Tea outperforms, calmly
Tea. It looks like the beverage darling of scientists.
Barely a month goes by without a new study identifying another supposed health benefit of the 5,000-year-old drink. Some have thousands of human subjects, and others just a small fraction of that; some research lasts for years, and other studies last for months; some are funded by tea brand manufacturers, while others aren’t.
In 2012 alone, green tea has been associated with fewer aging disabilities, and less bad breath and mouth cancer, while black tea has been linked to a potentially slight reduction in blood pressure.
Studies like these frame a collective public perception that tea is a healthful choice—and that adds to demand. At last count (2010), Americans drank more than 65 billion servings of tea—about 80% of it Black, 19.5% Green, and the rest Oolong and White Tea. Iced tea is most popular, accounting for about 85% of U.S. volume, according to The Tea Association of the USA.
Moreover, tea bags are the most popular form for brewing tea in the nation, used 65% of the time.

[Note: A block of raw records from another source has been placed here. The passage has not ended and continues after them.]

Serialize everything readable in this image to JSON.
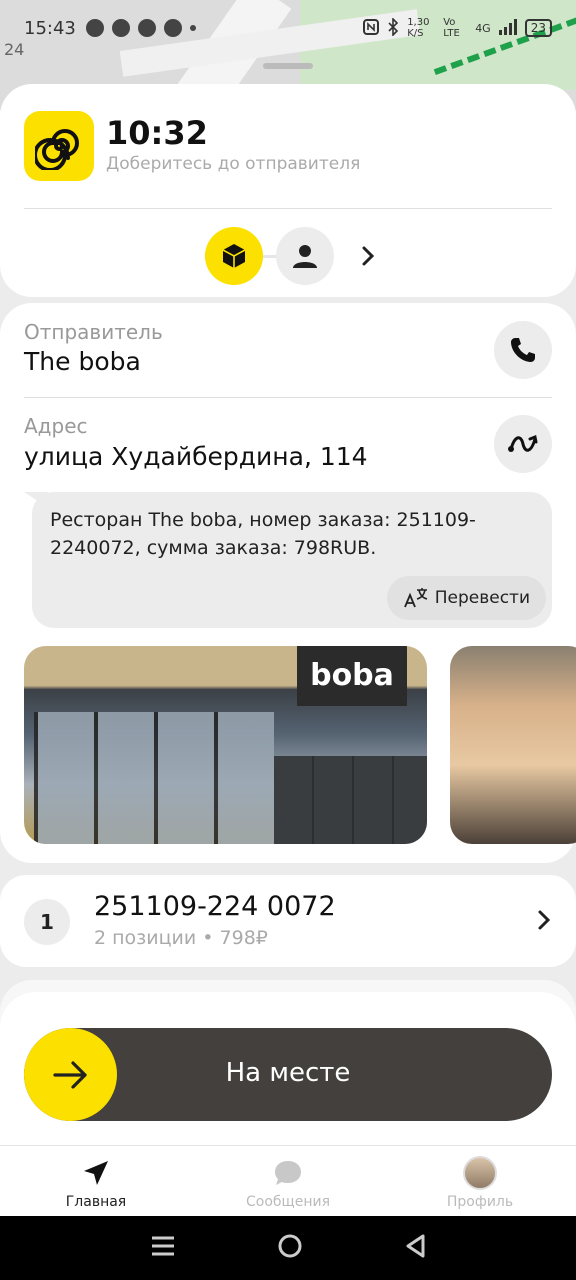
{
  "status_bar": {
    "time": "15:43",
    "speed": "1,30 K/S",
    "network": "4G",
    "volte": "Vo LTE",
    "battery": "23"
  },
  "map": {
    "label": "24"
  },
  "header": {
    "eta_time": "10:32",
    "eta_subtitle": "Доберитесь до отправителя"
  },
  "sender": {
    "label": "Отправитель",
    "name": "The boba"
  },
  "address": {
    "label": "Адрес",
    "value": "улица Худайбердина, 114"
  },
  "comment": {
    "text": "Ресторан The boba, номер заказа: 251109-2240072, сумма заказа: 798RUB.",
    "translate_label": "Перевести"
  },
  "photos": {
    "sign_text": "boba"
  },
  "order": {
    "index": "1",
    "id": "251109-224 0072",
    "summary": "2 позиции • 798₽"
  },
  "action": {
    "label": "На месте"
  },
  "bottom_nav": {
    "items": [
      {
        "label": "Главная",
        "icon": "navigation-arrow-icon",
        "active": true
      },
      {
        "label": "Сообщения",
        "icon": "chat-bubble-icon",
        "active": false
      },
      {
        "label": "Профиль",
        "icon": "avatar",
        "active": false
      }
    ]
  },
  "colors": {
    "accent": "#fce000",
    "dark_button": "#43403d",
    "route": "#1ea14a"
  }
}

Ready-to-drink and iced tea mixes have about a one-quarter share of all tea prepared in the U.S., and instant and loose tea account for the rest. The latest trend is a decline in instant tea and a climb in loose tea, the trade group adds.
Following a sustained 19-year rise in total tea consumption, the tea association predicts “strong, continuous growth over the next five years.” At this point in its stretch of gains, supermarket sales surpassed the $2.15 billion mark in 2010, and away-from-home tea drinking escalated at least 10% annually over the past decade.
SymphonyIRI Group, a Chicago-based market research firm, tracks retail tea sales by different segments. For example, dollar sales of canned and bottled tea rose 1.87% to $1.30 billion, on a 3.91% unit sales gain, during the 52 weeks ended March 18, 2012 in U.S. supermarkets, drug stores and mass merchandise outlets (excluding Walmart, club stores and gasoline/convenience stores), the SymphonyIRI Group data show.
Loose tea bags posted a dollar sales advance of 4.26% to $806.8 million, despite a 0.47% unit sales decline during the same period.
Meanwhile, dollar sales of refrigerated teas jumped ahead by 8.87% to $442.8 million, on a 4.83% unit sales gain, over the same period a year ago.
Yet dollar sales of instant tea mixes slid by 7.16% to $268.8 million, on a 5.84% decline in unit sales in the same time frame, added SymphonyIRI Group.
The widespread appeal of tea has food marketers combining it with other products to develop niches. For example, major brewers were set this spring to launch new iced-tea beers to U.S. and Canadian markets, according to The Wall Street Journal. And Whole Foods Market and Trader Joe’s are among chains that expected 60% growth in 2011 in dollar sales of Kombucha, a drink made of fermented black tea and sugar, according to SPINS figures reported by The Fiscal Times.